→ Instructions to follow
The complete set of records below must be repeated precisely as given.

→ Given records
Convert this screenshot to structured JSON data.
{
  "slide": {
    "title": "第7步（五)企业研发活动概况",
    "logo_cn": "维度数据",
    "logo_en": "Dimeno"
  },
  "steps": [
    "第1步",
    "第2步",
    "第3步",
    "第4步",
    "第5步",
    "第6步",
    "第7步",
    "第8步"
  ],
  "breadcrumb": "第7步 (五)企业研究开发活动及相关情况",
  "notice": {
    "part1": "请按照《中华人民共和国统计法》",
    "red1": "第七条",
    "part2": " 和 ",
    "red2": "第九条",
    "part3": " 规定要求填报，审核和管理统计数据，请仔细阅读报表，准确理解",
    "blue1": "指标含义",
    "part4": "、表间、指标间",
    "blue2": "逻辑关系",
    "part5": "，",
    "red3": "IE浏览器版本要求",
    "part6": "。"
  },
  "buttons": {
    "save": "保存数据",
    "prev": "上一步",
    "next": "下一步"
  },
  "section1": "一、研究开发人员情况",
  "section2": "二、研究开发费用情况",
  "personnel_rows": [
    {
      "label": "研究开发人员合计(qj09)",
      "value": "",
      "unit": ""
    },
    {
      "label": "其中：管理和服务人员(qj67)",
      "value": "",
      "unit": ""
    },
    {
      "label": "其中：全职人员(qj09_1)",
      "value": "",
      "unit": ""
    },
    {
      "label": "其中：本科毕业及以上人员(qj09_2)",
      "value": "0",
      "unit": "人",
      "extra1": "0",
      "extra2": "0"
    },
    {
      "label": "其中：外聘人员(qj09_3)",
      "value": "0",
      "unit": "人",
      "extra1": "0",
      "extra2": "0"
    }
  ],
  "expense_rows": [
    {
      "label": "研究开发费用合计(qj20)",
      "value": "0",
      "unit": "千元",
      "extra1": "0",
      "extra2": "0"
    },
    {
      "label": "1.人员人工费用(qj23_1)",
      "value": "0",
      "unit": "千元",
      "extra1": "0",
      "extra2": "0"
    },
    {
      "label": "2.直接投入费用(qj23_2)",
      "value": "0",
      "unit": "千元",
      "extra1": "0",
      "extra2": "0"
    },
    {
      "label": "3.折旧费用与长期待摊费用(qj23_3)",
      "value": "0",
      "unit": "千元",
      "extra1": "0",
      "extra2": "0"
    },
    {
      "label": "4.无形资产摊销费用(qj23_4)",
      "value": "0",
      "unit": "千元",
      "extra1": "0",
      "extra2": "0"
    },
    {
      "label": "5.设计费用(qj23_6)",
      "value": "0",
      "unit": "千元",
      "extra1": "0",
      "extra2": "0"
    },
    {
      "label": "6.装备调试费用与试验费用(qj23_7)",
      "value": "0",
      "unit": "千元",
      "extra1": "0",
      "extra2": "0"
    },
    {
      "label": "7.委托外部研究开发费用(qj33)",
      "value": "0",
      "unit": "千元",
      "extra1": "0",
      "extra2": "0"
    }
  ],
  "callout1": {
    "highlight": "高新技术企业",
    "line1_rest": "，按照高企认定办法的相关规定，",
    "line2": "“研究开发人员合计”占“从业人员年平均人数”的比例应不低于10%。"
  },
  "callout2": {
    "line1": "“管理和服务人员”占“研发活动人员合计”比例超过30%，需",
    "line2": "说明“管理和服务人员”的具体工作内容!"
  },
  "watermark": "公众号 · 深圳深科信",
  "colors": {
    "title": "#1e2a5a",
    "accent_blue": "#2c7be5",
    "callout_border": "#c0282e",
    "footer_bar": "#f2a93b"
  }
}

→ Your solution
Convert this screenshot to structured JSON data.
{
  "slide": {
    "title": "第7步（五)企业研发活动概况",
    "logo_cn": "维度数据",
    "logo_en": "Dimeno"
  },
  "steps": [
    "第1步",
    "第2步",
    "第3步",
    "第4步",
    "第5步",
    "第6步",
    "第7步",
    "第8步"
  ],
  "breadcrumb": "第7步 (五)企业研究开发活动及相关情况",
  "notice": {
    "part1": "请按照《中华人民共和国统计法》",
    "red1": "第七条",
    "part2": " 和 ",
    "red2": "第九条",
    "part3": " 规定要求填报，审核和管理统计数据，请仔细阅读报表，准确理解",
    "blue1": "指标含义",
    "part4": "、表间、指标间",
    "blue2": "逻辑关系",
    "part5": "，",
    "red3": "IE浏览器版本要求",
    "part6": "。"
  },
  "buttons": {
    "save": "保存数据",
    "prev": "上一步",
    "next": "下一步"
  },
  "section1": "一、研究开发人员情况",
  "section2": "二、研究开发费用情况",
  "personnel_rows": [
    {
      "label": "研究开发人员合计(qj09)",
      "value": "",
      "unit": ""
    },
    {
      "label": "其中：管理和服务人员(qj67)",
      "value": "",
      "unit": ""
    },
    {
      "label": "其中：全职人员(qj09_1)",
      "value": "",
      "unit": ""
    },
    {
      "label": "其中：本科毕业及以上人员(qj09_2)",
      "value": "0",
      "unit": "人",
      "extra1": "0",
      "extra2": "0"
    },
    {
      "label": "其中：外聘人员(qj09_3)",
      "value": "0",
      "unit": "人",
      "extra1": "0",
      "extra2": "0"
    }
  ],
  "expense_rows": [
    {
      "label": "研究开发费用合计(qj20)",
      "value": "0",
      "unit": "千元",
      "extra1": "0",
      "extra2": "0"
    },
    {
      "label": "1.人员人工费用(qj23_1)",
      "value": "0",
      "unit": "千元",
      "extra1": "0",
      "extra2": "0"
    },
    {
      "label": "2.直接投入费用(qj23_2)",
      "value": "0",
      "unit": "千元",
      "extra1": "0",
      "extra2": "0"
    },
    {
      "label": "3.折旧费用与长期待摊费用(qj23_3)",
      "value": "0",
      "unit": "千元",
      "extra1": "0",
      "extra2": "0"
    },
    {
      "label": "4.无形资产摊销费用(qj23_4)",
      "value": "0",
      "unit": "千元",
      "extra1": "0",
      "extra2": "0"
    },
    {
      "label": "5.设计费用(qj23_6)",
      "value": "0",
      "unit": "千元",
      "extra1": "0",
      "extra2": "0"
    },
    {
      "label": "6.装备调试费用与试验费用(qj23_7)",
      "value": "0",
      "unit": "千元",
      "extra1": "0",
      "extra2": "0"
    },
    {
      "label": "7.委托外部研究开发费用(qj33)",
      "value": "0",
      "unit": "千元",
      "extra1": "0",
      "extra2": "0"
    }
  ],
  "callout1": {
    "highlight": "高新技术企业",
    "line1_rest": "，按照高企认定办法的相关规定，",
    "line2": "“研究开发人员合计”占“从业人员年平均人数”的比例应不低于10%。"
  },
  "callout2": {
    "line1": "“管理和服务人员”占“研发活动人员合计”比例超过30%，需",
    "line2": "说明“管理和服务人员”的具体工作内容!"
  },
  "watermark": "公众号 · 深圳深科信",
  "colors": {
    "title": "#1e2a5a",
    "accent_blue": "#2c7be5",
    "callout_border": "#c0282e",
    "footer_bar": "#f2a93b"
  }
}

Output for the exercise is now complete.